Whilst we may intellectually ‘know’ these things and I am sure most people have been introduced to the ‘urgent/important matrix at some point in their development at work and the serenity concept with one of those ‘inspirational’ videos or images that do the rounds, most of us don’t apply them. If we applied the wisdom of the Urgent/Importance Matrix to our daily lives; we would be in in control of the ‘high urgent and high important stuff’; vigilant about not letting the  low importance and high urgent quadrant (other people and outside things) get to us, dump the low urgent and low importance stuff, and be mostly focused on the high important and low urgent stuff, because that is what really matters.

This is not through lack of intent or lack of knowing what we ‘should do’ to be effective, and by default feel good about our efforts. It is simple because of brain overload. Why is brain overload the problem?

Brain overload in its simplest form means that ‘brain energy or brain resources’ are stretched beyond their capacity. This is due to too much stuff to process and too many cognitive (thinking) demands at the same time, which makes us feel anxious and overwhelmed because we naturally ‘want to respond’.  This pushes the brain into a state of  energy depletion and we feel out of control because we know it is impossible to ‘respond to more than one thing at a time’.  A simple analogy is a car with worn or misfiring spark plugs which reduces the amount of energy (fuel) available and therefore the performance of the car deteriorates. The brain is the same, it is a ‘system’ that requires a certain amount of energy to perform at its optimum. Just think about how well you perform when you are tired – not too well, and it is brain energy depletion that drives fatigue for people in sedentary roles rather than ‘body or muscle’ fatigue.

So what happens when the brain is stretched beyond its processing capacity or beyond the ‘available energy? It tries to compensate by taking short cuts, and the first thing it cuts out is the parts of the brain that take the most energy.

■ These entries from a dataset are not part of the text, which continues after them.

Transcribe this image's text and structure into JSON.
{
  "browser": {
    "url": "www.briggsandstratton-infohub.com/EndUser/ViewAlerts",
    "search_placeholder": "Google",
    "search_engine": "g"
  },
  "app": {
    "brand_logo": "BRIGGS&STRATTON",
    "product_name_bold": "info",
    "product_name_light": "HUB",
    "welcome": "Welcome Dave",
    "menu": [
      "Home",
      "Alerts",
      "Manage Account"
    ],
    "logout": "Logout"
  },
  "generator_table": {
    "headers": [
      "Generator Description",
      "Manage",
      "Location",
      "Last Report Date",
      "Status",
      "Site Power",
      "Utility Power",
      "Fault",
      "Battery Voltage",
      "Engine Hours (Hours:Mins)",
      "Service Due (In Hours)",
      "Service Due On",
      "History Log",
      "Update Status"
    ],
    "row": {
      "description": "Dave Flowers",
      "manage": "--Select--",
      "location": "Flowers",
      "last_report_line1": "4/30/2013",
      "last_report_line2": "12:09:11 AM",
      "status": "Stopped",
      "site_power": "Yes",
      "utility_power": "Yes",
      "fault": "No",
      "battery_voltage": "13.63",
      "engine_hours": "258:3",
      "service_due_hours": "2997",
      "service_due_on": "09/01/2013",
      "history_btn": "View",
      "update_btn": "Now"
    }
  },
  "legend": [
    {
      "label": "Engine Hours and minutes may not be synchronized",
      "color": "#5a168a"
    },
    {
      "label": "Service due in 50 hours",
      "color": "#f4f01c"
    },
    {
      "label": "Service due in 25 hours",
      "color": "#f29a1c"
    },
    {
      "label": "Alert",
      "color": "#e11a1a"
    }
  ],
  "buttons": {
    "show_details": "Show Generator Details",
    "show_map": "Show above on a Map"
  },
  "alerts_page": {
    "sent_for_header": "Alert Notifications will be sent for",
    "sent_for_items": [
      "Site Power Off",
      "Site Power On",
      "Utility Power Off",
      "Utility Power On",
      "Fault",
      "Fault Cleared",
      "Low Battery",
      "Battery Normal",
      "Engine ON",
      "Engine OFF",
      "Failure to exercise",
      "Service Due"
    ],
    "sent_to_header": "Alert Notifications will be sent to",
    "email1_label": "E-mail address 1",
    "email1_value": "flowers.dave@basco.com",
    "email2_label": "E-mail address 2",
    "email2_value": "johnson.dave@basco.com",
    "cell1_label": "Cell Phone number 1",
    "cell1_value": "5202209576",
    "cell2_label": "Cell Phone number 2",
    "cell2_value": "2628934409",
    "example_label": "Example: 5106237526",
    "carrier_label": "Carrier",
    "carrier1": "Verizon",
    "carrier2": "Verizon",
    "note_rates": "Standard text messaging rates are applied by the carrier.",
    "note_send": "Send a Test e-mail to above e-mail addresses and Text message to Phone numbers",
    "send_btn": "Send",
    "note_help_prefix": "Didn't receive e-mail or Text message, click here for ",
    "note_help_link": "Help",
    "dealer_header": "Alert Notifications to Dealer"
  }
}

These bits are the ‘smart bits’ the bits that make good decisions, the planning and organising bits, the memory of how similar things worked out in the past, the urgent important matrix. What does that leave? The basic bits, the reactionary bits, the low hanging fruit, like what we did before or last time we were in this situation – the habits and automatic reactionary behaviours.

How do we ‘stop this reacting so that we can access the wisdom of the urgent / important matrix and ‘knowing’ what we can change in the midst of too much stuff? We have to become aware of our own behaviours and reactions, and it is up to us. The irony is that brain overload has made this incredibly simple concept extremely difficult. Who would imagine that being aware of our own ‘reactions’ would be so hard to control.